Since the US Supreme Court’s ruling to legalise same-sex marriage in June this year, more than 96,000 same-sex couples have tied-the-knot according to an analysis released today by the Williams Institute at UCLA School of Law.
Data shows that in the first half of 2015, same-sex couples represented just 6% of all marriages in the United States, from July to October, after same-sex marriage was legalised across all 50 states, the number of same-sex couples getting married rose to 11% of all marriages.
Gary J. Gates, Blachford-Cooper Distinguished Scholar and Research Director at Williams Institute says that the data clearly shows a growing trend of same-sex marriages and that the majority of same-sex couples in the United States support the idea of marriage and will get married.
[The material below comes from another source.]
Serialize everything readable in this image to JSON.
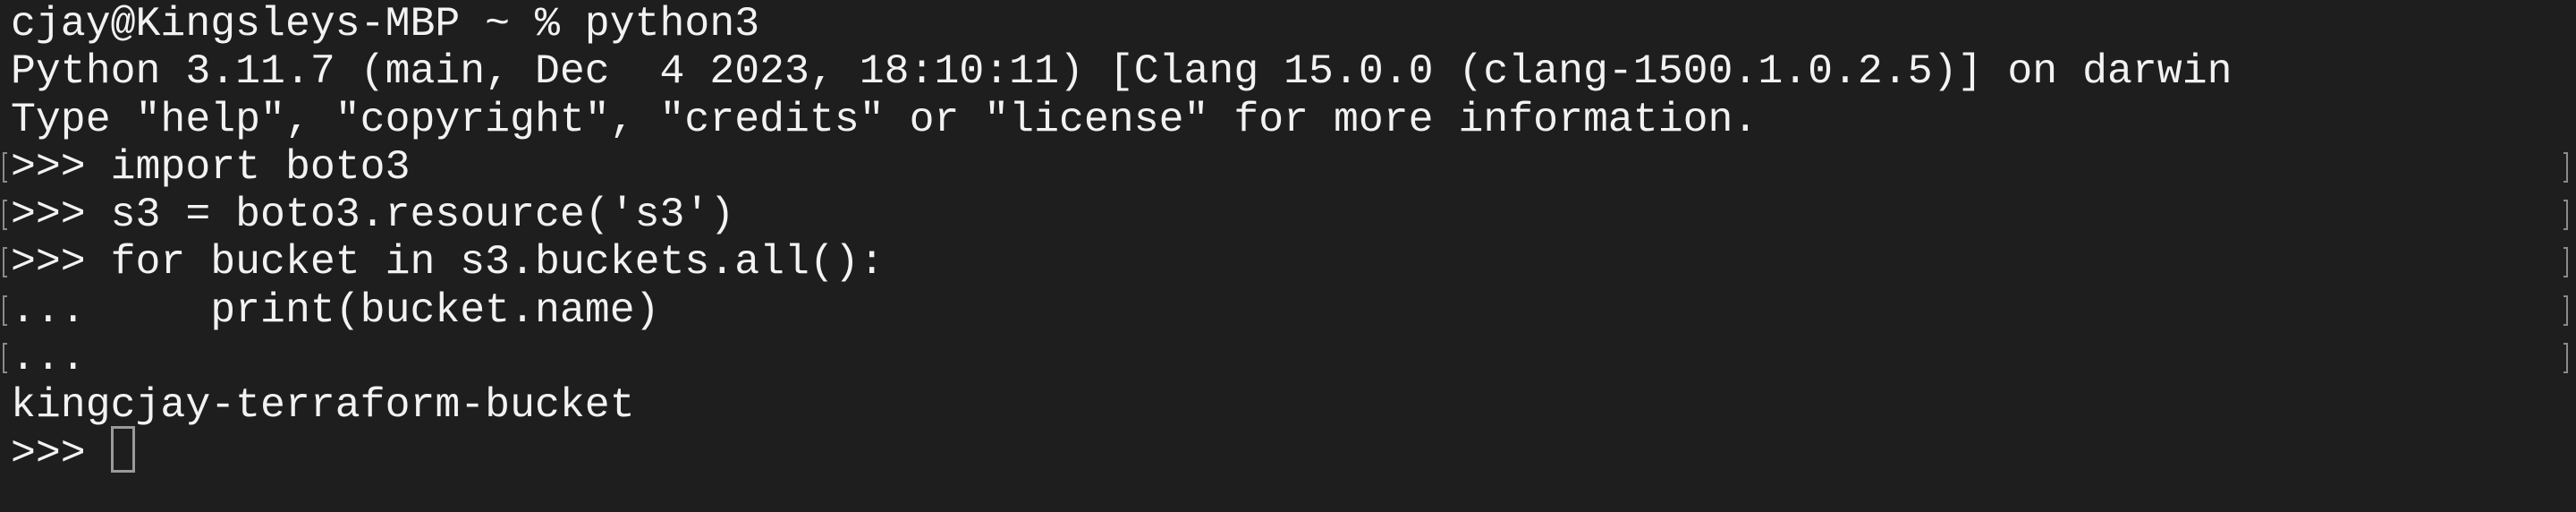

“That means more American children can benefit from the stability and economic security that marriage can provide,” Gates said.
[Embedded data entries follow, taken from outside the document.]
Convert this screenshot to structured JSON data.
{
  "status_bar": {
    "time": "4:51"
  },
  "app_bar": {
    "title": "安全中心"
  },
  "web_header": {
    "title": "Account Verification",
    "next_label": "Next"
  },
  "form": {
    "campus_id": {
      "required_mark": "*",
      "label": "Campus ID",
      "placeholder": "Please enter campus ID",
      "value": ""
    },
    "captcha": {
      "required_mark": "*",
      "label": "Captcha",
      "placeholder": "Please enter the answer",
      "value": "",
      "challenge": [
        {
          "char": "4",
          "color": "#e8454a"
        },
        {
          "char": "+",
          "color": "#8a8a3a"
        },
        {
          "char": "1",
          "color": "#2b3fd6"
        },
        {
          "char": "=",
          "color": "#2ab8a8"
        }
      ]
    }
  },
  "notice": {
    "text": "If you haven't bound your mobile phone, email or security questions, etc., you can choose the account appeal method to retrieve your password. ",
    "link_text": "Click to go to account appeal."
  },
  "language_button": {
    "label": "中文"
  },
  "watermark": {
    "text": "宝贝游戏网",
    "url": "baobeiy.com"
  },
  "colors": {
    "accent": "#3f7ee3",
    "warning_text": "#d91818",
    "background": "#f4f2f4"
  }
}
“It also means that it will be easier for more families to adopt some of the country’s most vulnerable children and provide stable and loving homes.”
The data from the analysis shows that in 2013, when the High Court removed the Defense of Marriage Act, an estimated 21 percent of all same-sex couples (230,000 couples) decided to get married.
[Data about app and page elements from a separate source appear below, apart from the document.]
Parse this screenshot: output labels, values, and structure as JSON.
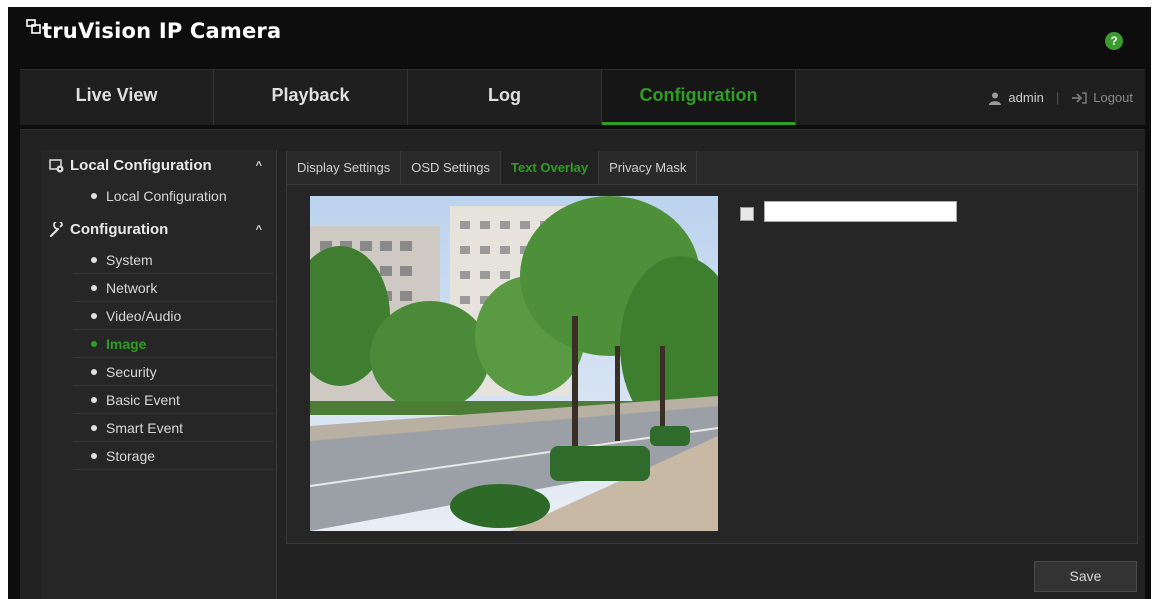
{
  "app": {
    "title": "truVision IP Camera",
    "help_label": "?"
  },
  "nav": {
    "tabs": [
      {
        "label": "Live View"
      },
      {
        "label": "Playback"
      },
      {
        "label": "Log"
      },
      {
        "label": "Configuration",
        "active": true
      }
    ],
    "user": "admin",
    "separator": "|",
    "logout": "Logout"
  },
  "sidebar": {
    "sections": [
      {
        "label": "Local Configuration",
        "icon": "local-config-icon",
        "items": [
          "Local Configuration"
        ]
      },
      {
        "label": "Configuration",
        "icon": "wrench-icon",
        "items": [
          "System",
          "Network",
          "Video/Audio",
          "Image",
          "Security",
          "Basic Event",
          "Smart Event",
          "Storage"
        ]
      }
    ],
    "active_item": "Image"
  },
  "content": {
    "tabs": [
      "Display Settings",
      "OSD Settings",
      "Text Overlay",
      "Privacy Mask"
    ],
    "active_tab": "Text Overlay",
    "overlay_text_value": "",
    "overlay_checkbox_checked": false
  },
  "save_label": "Save",
  "colors": {
    "accent": "#2f9e24",
    "background": "#0d0d0d",
    "panel": "#222222"
  }
}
So far it is estimated that as of October 2015, 486,000 same-sex couples are married, a number which represents an estimated 45 percent of all same-sex couples within the United States.
Last Updated on Nov 7, 2015